=== Task directions ===
Repeat the listing below exactly as given.

=== Dataset records ===
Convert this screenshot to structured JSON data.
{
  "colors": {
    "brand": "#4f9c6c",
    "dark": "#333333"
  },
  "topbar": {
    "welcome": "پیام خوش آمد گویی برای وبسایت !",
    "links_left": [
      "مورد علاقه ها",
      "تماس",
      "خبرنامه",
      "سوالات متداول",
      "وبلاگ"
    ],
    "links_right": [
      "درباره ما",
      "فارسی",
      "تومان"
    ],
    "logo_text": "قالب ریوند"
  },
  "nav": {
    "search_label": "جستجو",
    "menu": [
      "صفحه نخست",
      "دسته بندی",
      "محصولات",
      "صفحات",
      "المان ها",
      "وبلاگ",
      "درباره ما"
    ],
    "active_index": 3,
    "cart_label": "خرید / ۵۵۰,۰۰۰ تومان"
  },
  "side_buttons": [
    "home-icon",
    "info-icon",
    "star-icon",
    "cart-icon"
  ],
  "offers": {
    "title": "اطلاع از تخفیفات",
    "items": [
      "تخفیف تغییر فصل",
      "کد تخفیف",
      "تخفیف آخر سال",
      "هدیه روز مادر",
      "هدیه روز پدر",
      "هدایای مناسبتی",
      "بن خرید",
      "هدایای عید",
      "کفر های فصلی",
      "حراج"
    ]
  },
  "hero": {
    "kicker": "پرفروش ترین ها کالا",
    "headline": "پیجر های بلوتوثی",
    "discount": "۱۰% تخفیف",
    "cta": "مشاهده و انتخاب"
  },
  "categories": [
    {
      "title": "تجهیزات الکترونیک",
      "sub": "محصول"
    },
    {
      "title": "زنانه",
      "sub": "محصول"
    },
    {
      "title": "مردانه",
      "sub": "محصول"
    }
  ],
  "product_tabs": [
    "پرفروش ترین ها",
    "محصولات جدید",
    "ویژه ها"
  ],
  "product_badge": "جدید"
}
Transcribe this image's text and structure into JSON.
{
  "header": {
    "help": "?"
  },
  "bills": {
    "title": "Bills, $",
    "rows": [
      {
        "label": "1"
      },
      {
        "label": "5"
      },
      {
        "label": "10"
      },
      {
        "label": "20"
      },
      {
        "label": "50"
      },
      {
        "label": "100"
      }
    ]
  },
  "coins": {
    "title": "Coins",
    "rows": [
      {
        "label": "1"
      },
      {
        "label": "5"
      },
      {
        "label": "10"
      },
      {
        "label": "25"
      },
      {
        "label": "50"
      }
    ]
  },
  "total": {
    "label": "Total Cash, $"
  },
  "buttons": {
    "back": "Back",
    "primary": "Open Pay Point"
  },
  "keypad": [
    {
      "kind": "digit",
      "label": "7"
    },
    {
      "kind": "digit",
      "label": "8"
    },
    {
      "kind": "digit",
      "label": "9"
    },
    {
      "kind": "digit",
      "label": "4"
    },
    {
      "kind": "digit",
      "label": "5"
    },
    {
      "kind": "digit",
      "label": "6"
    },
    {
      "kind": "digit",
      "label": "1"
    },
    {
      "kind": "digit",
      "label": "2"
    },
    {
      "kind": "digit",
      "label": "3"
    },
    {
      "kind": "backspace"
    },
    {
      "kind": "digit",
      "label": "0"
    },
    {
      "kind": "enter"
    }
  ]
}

=== Solved problem ===
Convert this screenshot to structured JSON data.
{
  "colors": {
    "brand": "#4f9c6c",
    "dark": "#333333"
  },
  "topbar": {
    "welcome": "پیام خوش آمد گویی برای وبسایت !",
    "links_left": [
      "مورد علاقه ها",
      "تماس",
      "خبرنامه",
      "سوالات متداول",
      "وبلاگ"
    ],
    "links_right": [
      "درباره ما",
      "فارسی",
      "تومان"
    ],
    "logo_text": "قالب ریوند"
  },
  "nav": {
    "search_label": "جستجو",
    "menu": [
      "صفحه نخست",
      "دسته بندی",
      "محصولات",
      "صفحات",
      "المان ها",
      "وبلاگ",
      "درباره ما"
    ],
    "active_index": 3,
    "cart_label": "خرید / ۵۵۰,۰۰۰ تومان"
  },
  "side_buttons": [
    "home-icon",
    "info-icon",
    "star-icon",
    "cart-icon"
  ],
  "offers": {
    "title": "اطلاع از تخفیفات",
    "items": [
      "تخفیف تغییر فصل",
      "کد تخفیف",
      "تخفیف آخر سال",
      "هدیه روز مادر",
      "هدیه روز پدر",
      "هدایای مناسبتی",
      "بن خرید",
      "هدایای عید",
      "کفر های فصلی",
      "حراج"
    ]
  },
  "hero": {
    "kicker": "پرفروش ترین ها کالا",
    "headline": "پیجر های بلوتوثی",
    "discount": "۱۰% تخفیف",
    "cta": "مشاهده و انتخاب"
  },
  "categories": [
    {
      "title": "تجهیزات الکترونیک",
      "sub": "محصول"
    },
    {
      "title": "زنانه",
      "sub": "محصول"
    },
    {
      "title": "مردانه",
      "sub": "محصول"
    }
  ],
  "product_tabs": [
    "پرفروش ترین ها",
    "محصولات جدید",
    "ویژه ها"
  ],
  "product_badge": "جدید"
}
Transcribe this image's text and structure into JSON.
{
  "header": {
    "help": "?"
  },
  "bills": {
    "title": "Bills, $",
    "rows": [
      {
        "label": "1"
      },
      {
        "label": "5"
      },
      {
        "label": "10"
      },
      {
        "label": "20"
      },
      {
        "label": "50"
      },
      {
        "label": "100"
      }
    ]
  },
  "coins": {
    "title": "Coins",
    "rows": [
      {
        "label": "1"
      },
      {
        "label": "5"
      },
      {
        "label": "10"
      },
      {
        "label": "25"
      },
      {
        "label": "50"
      }
    ]
  },
  "total": {
    "label": "Total Cash, $"
  },
  "buttons": {
    "back": "Back",
    "primary": "Open Pay Point"
  },
  "keypad": [
    {
      "kind": "digit",
      "label": "7"
    },
    {
      "kind": "digit",
      "label": "8"
    },
    {
      "kind": "digit",
      "label": "9"
    },
    {
      "kind": "digit",
      "label": "4"
    },
    {
      "kind": "digit",
      "label": "5"
    },
    {
      "kind": "digit",
      "label": "6"
    },
    {
      "kind": "digit",
      "label": "1"
    },
    {
      "kind": "digit",
      "label": "2"
    },
    {
      "kind": "digit",
      "label": "3"
    },
    {
      "kind": "backspace"
    },
    {
      "kind": "digit",
      "label": "0"
    },
    {
      "kind": "enter"
    }
  ]
}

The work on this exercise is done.